  1. Conclusion


NYCDS supports the bills on today’s agenda with amendments. They are an important step in ensuring our jails become a safer and more reformative environment for the women and women-identifying individuals in custody.
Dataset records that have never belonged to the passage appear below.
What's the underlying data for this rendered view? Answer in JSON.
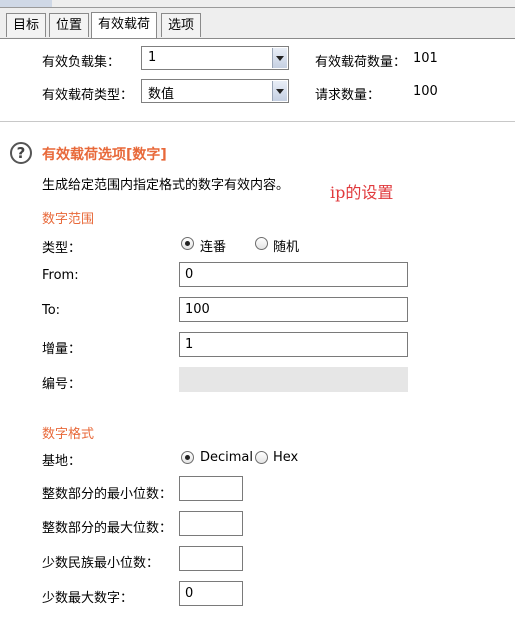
{
  "tabs": [
    "目标",
    "位置",
    "有效载荷",
    "选项"
  ],
  "payload_sets": {
    "set_label": "有效负载集：",
    "set_value": "1",
    "count_label": "有效载荷数量：",
    "count_value": "101",
    "type_label": "有效载荷类型：",
    "type_value": "数值",
    "request_label": "请求数量：",
    "request_value": "100"
  },
  "options": {
    "title": "有效载荷选项[数字]",
    "description": "生成给定范围内指定格式的数字有效内容。",
    "annotation": "ip的设置"
  },
  "range": {
    "heading": "数字范围",
    "type_label": "类型：",
    "type_options": [
      "连番",
      "随机"
    ],
    "type_selected": "连番",
    "from_label": "From:",
    "from_value": "0",
    "to_label": "To:",
    "to_value": "100",
    "step_label": "增量：",
    "step_value": "1",
    "number_label": "编号：",
    "number_value": ""
  },
  "format": {
    "heading": "数字格式",
    "base_label": "基地：",
    "base_options": [
      "Decimal",
      "Hex"
    ],
    "base_selected": "Decimal",
    "min_int_label": "整数部分的最小位数：",
    "min_int_value": "",
    "max_int_label": "整数部分的最大位数：",
    "max_int_value": "",
    "min_frac_label": "少数民族最小位数：",
    "min_frac_value": "",
    "max_frac_label": "少数最大数字：",
    "max_frac_value": "0"
  }
}
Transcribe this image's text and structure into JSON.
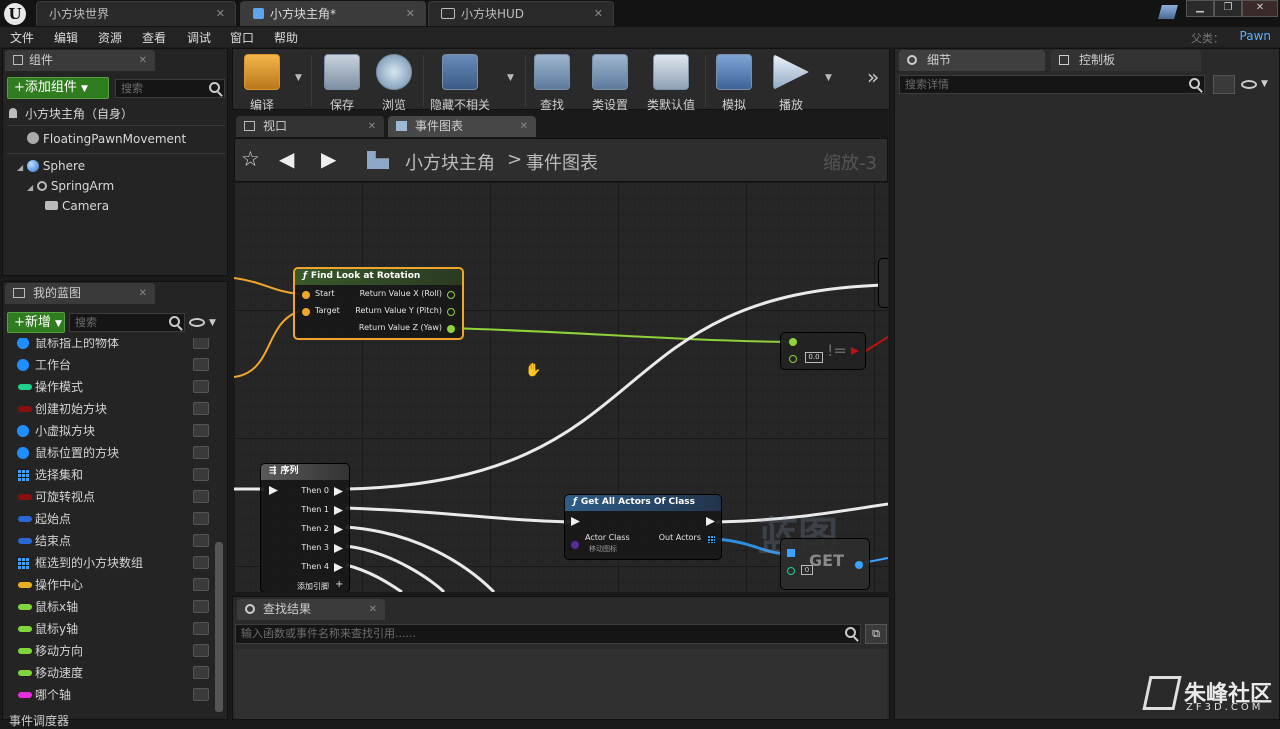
{
  "window_tabs": [
    {
      "label": "小方块世界"
    },
    {
      "label": "小方块主角*"
    },
    {
      "label": "小方块HUD"
    }
  ],
  "menu": [
    "文件",
    "编辑",
    "资源",
    "查看",
    "调试",
    "窗口",
    "帮助"
  ],
  "parent": {
    "label": "父类：",
    "value": "Pawn"
  },
  "components": {
    "tab": "组件",
    "add_button": "+添加组件",
    "search_placeholder": "搜索",
    "self": "小方块主角（自身）",
    "items": [
      "FloatingPawnMovement",
      "Sphere",
      "SpringArm",
      "Camera"
    ]
  },
  "toolbar": [
    "编译",
    "保存",
    "浏览",
    "隐藏不相关",
    "查找",
    "类设置",
    "类默认值",
    "模拟",
    "播放"
  ],
  "editor_tabs": [
    "视口",
    "事件图表"
  ],
  "breadcrumb": {
    "root": "小方块主角",
    "sep": ">",
    "current": "事件图表",
    "zoom": "缩放-3"
  },
  "my_blueprint": {
    "tab": "我的蓝图",
    "new_button": "+新增",
    "search_placeholder": "搜索",
    "variables": [
      {
        "name": "鼠标指上的物体",
        "type": "dot",
        "color": "#1f8fff"
      },
      {
        "name": "工作台",
        "type": "dot",
        "color": "#1f8fff"
      },
      {
        "name": "操作模式",
        "type": "pill",
        "color": "#1fd08c"
      },
      {
        "name": "创建初始方块",
        "type": "pill",
        "color": "#8a1010"
      },
      {
        "name": "小虚拟方块",
        "type": "dot",
        "color": "#1f8fff"
      },
      {
        "name": "鼠标位置的方块",
        "type": "dot",
        "color": "#1f8fff"
      },
      {
        "name": "选择集和",
        "type": "grid",
        "color": "#3aa3ff"
      },
      {
        "name": "可旋转视点",
        "type": "pill",
        "color": "#8a1010"
      },
      {
        "name": "起始点",
        "type": "pill",
        "color": "#2a68d8"
      },
      {
        "name": "结束点",
        "type": "pill",
        "color": "#2a68d8"
      },
      {
        "name": "框选到的小方块数组",
        "type": "grid",
        "color": "#3aa3ff"
      },
      {
        "name": "操作中心",
        "type": "pill",
        "color": "#e8b021"
      },
      {
        "name": "鼠标x轴",
        "type": "pill",
        "color": "#7fd63a"
      },
      {
        "name": "鼠标y轴",
        "type": "pill",
        "color": "#7fd63a"
      },
      {
        "name": "移动方向",
        "type": "pill",
        "color": "#7fd63a"
      },
      {
        "name": "移动速度",
        "type": "pill",
        "color": "#7fd63a"
      },
      {
        "name": "哪个轴",
        "type": "pill",
        "color": "#e62ee0"
      }
    ],
    "footer": "事件调度器"
  },
  "graph": {
    "find_look": {
      "title": "Find Look at Rotation",
      "in": [
        "Start",
        "Target"
      ],
      "out": [
        "Return Value X (Roll)",
        "Return Value Y (Pitch)",
        "Return Value Z (Yaw)"
      ]
    },
    "compare": {
      "symbol": "!=",
      "value": "0.0"
    },
    "sequence": {
      "title": "序列",
      "outs": [
        "Then 0",
        "Then 1",
        "Then 2",
        "Then 3",
        "Then 4"
      ],
      "add_pin": "添加引脚"
    },
    "get_all": {
      "title": "Get All Actors Of Class",
      "in": "Actor Class",
      "in_value": "移动图标",
      "out": "Out Actors"
    },
    "get": {
      "label": "GET",
      "index": "0"
    },
    "watermark": "蓝图"
  },
  "details": {
    "tab": "细节",
    "tab2": "控制板",
    "search_placeholder": "搜索详情"
  },
  "find_results": {
    "tab": "查找结果",
    "placeholder": "输入函数或事件名称来查找引用......"
  },
  "site_watermark": {
    "name": "朱峰社区",
    "url": "ZF3D.COM"
  }
}
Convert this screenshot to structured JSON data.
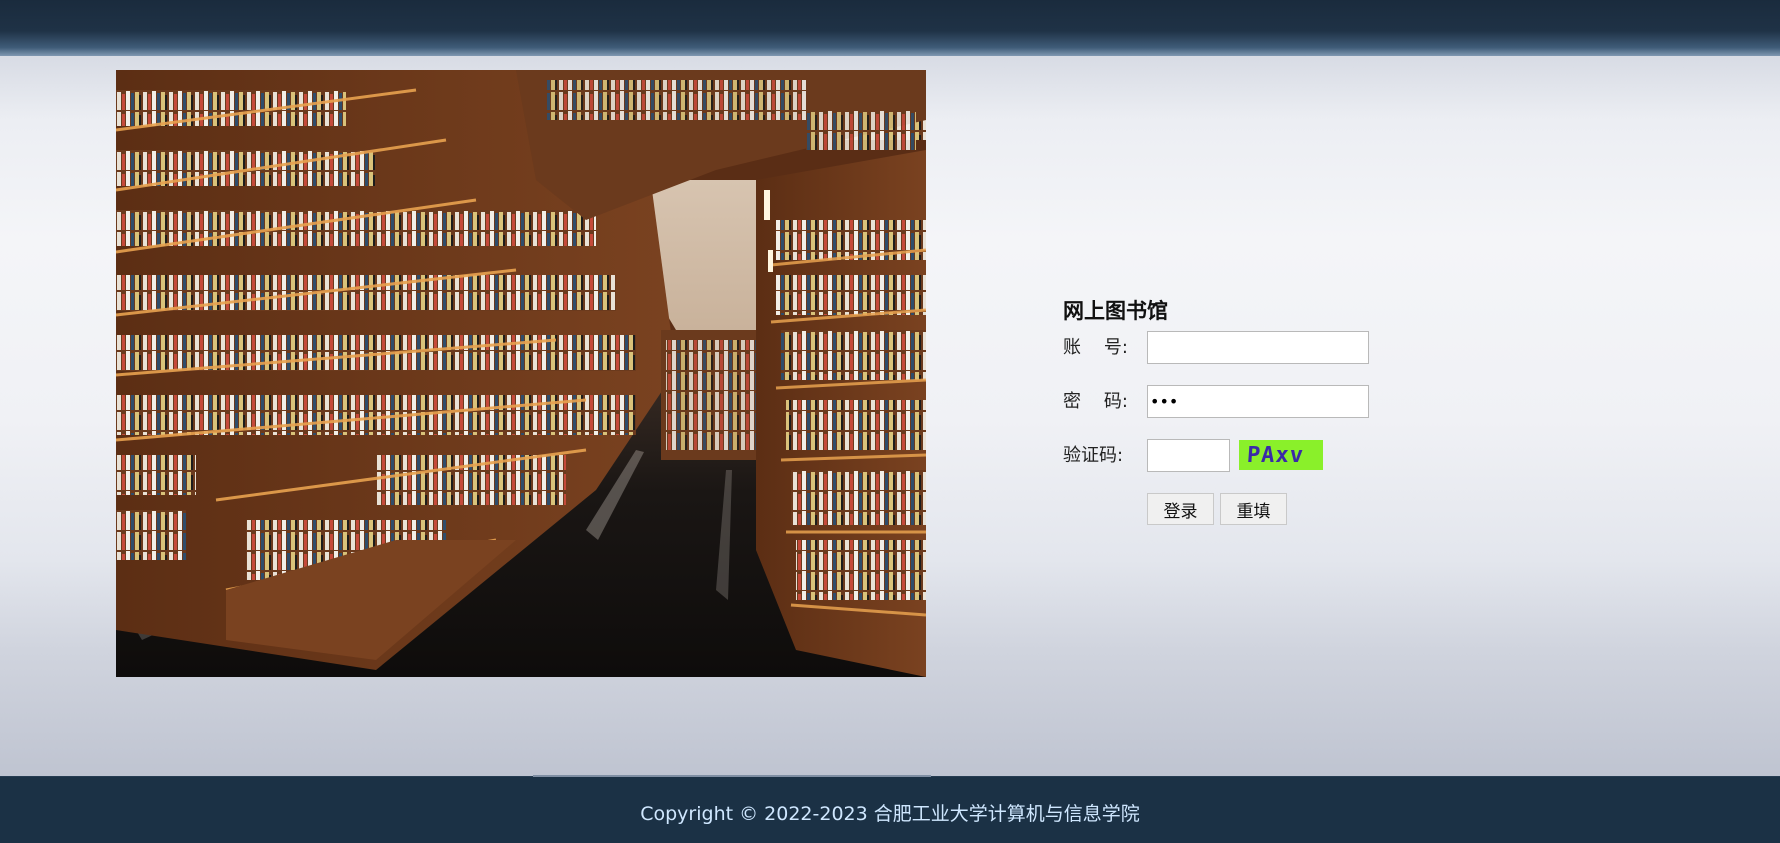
{
  "login": {
    "title": "网上图书馆",
    "account_label": "账    号:",
    "account_value": "",
    "password_label": "密    码:",
    "password_value": "•••",
    "captcha_label": "验证码:",
    "captcha_value": "",
    "captcha_image_text": "PAxv",
    "login_button": "登录",
    "reset_button": "重填"
  },
  "hero": {
    "image_icon": "bookstore-image"
  },
  "footer": {
    "copyright": "Copyright © 2022-2023 合肥工业大学计算机与信息学院"
  },
  "colors": {
    "header": "#1f3246",
    "footer": "#1b3145",
    "footer_text": "#cfe7ff",
    "captcha_bg": "#8af02a",
    "captcha_text": "#3b2aa8"
  }
}
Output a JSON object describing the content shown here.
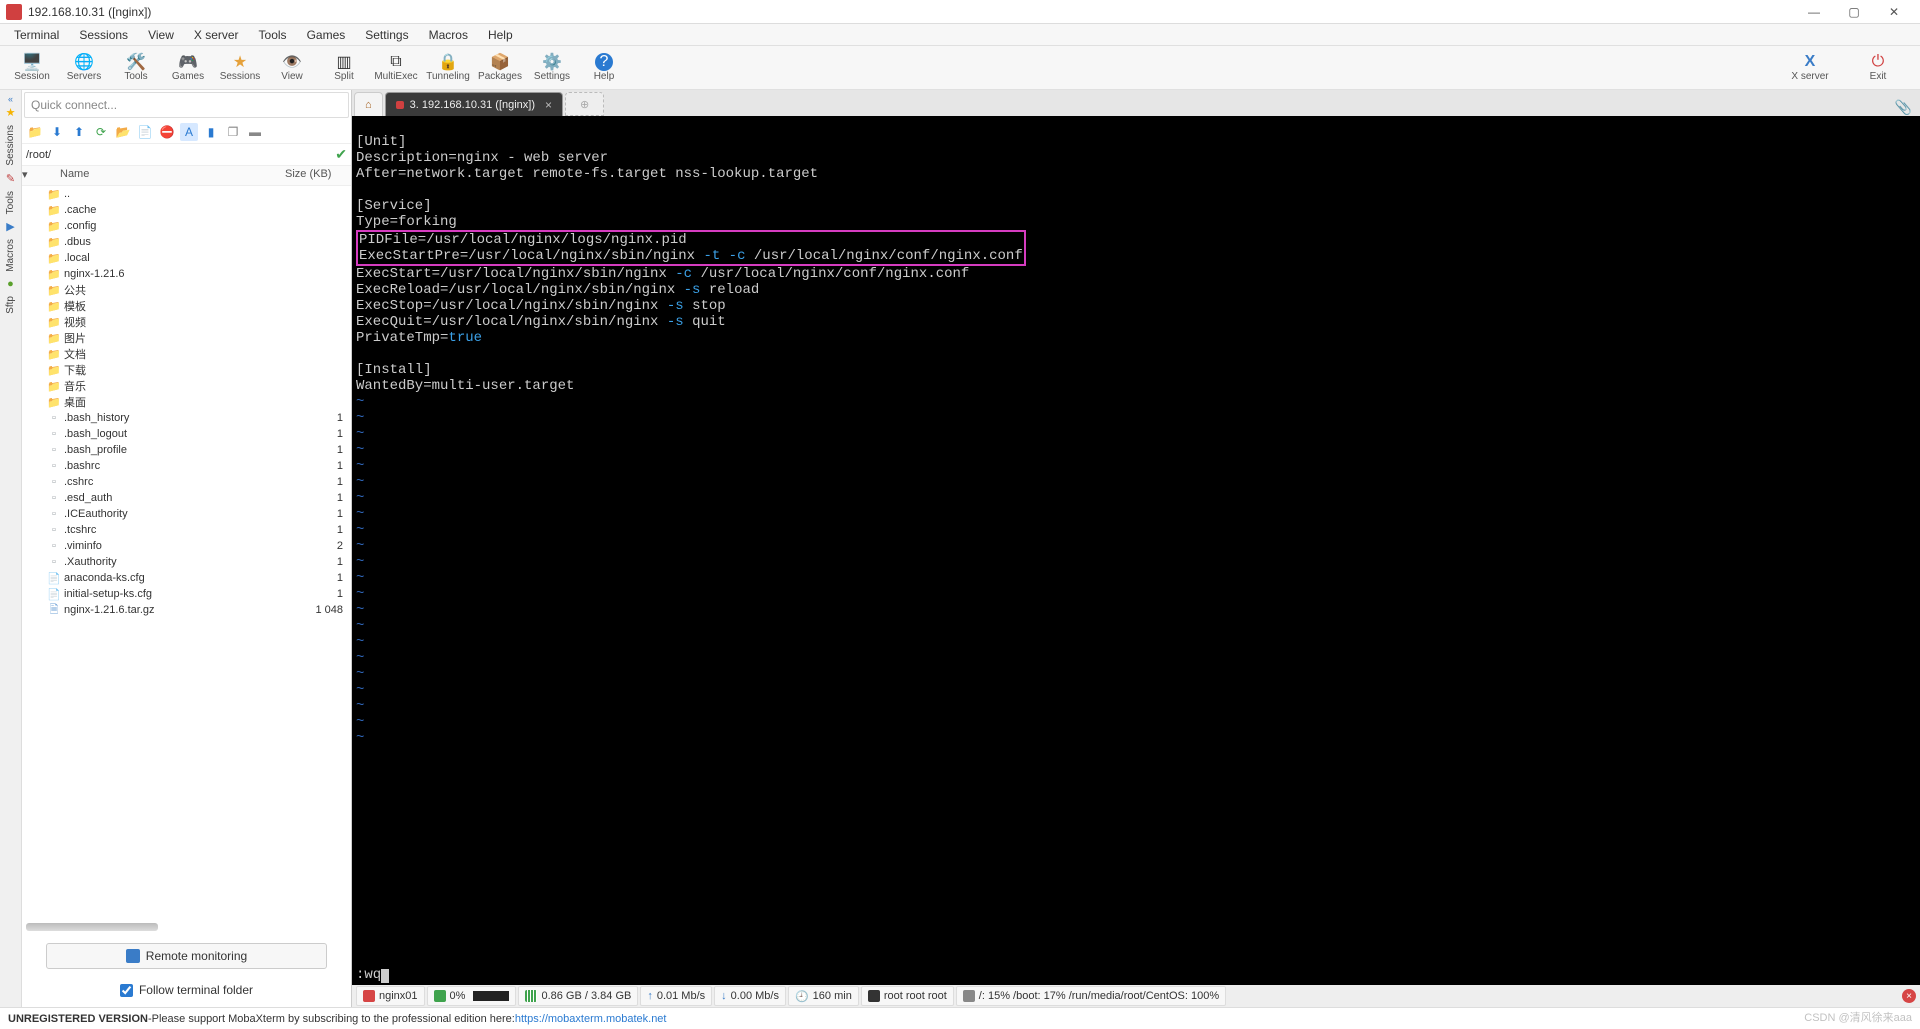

If you have any questions about my testimony, please contact me at


[1] Elaine McMillion Sheldon, “The Separation,” The Marshall Project, May 6, 2020, available at

[2] Geunsaeng Ahn, “Abolition Is Not a One Time Event: Prison Doulas as Catalysts,” AAWW Magazine, available at,is%20to%20destroy%20our%20humanity.

[3] The Osborne Association, “Second Look: A Program of Court Advocacy Services,” available at

[4] Jessica Mitten, “Dignity Behind Bars: The Ongoing Legislative Efforts to Protect Incarcerated Women,” 22 Georgetown Journal of Gender and the Law 1, Fall 2020, available at

[5] Elizabeth Swavola, Kristine Riley, & Ram Subramanian, “Overlooked: Women and Jails in an Era of Reform,” Vera Institute of Justice, available at

[6] Deanna Hoskins & Marilyn Reyes-Scales, “Women Are Not Safe on Rikers Island,” Ms. Magazine, Oct. 10, 2018, available at


[8] Shannon Lynch, et al., Looking Beneath the Surface: The Nature of Incarcerated Women’s Experiences of Interpersonal Violence, Treatment Needs, and Mental Health, 381 FEMINIST CRIMINOLOGY 382 (2012)

[9] Amnesty International, “Women in Prison: A Fact Sheet,” available at

[10] Sanctuary for Families, The Domestic Violence Survivors Justice Act, available at

[11] Mary E. Gilfus, “Women’s Experiences of Abuse as a Risk Factor for Incarceration, VAWNET, Dec. 2002, available at

[12] See Howard Bath, “The Three Pillars of Trauma-Informed Care,” Reclaiming Children & Youth, Fall 2008, available at

[13] See Survived & Punished, “Analysis & Vision,” available at

[14] Equality New York, Gender Identity Respect Dignity and Safety Act, available at

[15] Amnesty International, “Women in Prison: A Fact Sheet,” available at

[16] Deanna Hoskins & Marilyn Reyes-Scales, “Women Are Not Safe on Rikers Island,” Ms. Magazine, Oct. 10, 2018, available at

[17] Virginia Pendleton, Jennifer B. Saunders & Rebecca Shlafer, “Correction officers’ knowledge and perspectives of maternal and child health policies and programs for pregnant women in prison,” 8 Health & Justice, Jan. 2020, available at

[18] Ahn, ibid note 2.

[19] Shlafer et al, “Doulas’ Perspectives about Providing Support to Incarcerated Women: A Feasibility Study,” Public Health Nurs., July 1, 2016, available at,labor%2C%20delivery%2C%20and%20recovery.

[20] Wendy Sawyer, “Who’s helping the 1.9 million women released from prisons and jails each year?”, Prison Policy Initiative, July 19, 2019, available at

[21] Kimberly L. Cole, Pamela Sarlung-Heinrich, & Laura S. Brown, “Developing and Assessing Effectiveness of a Time-Limited Therapy Group for Incarcerated Women Survivors of Childhood Sexual Abuse,” 8 Journal of Trauma & Dissociation (2007), available at

[22] Alice Proujansky, “Why Black Women Are Rejecting Hospitals in Search of Better Births,” NY Times, March 11, 2021, available at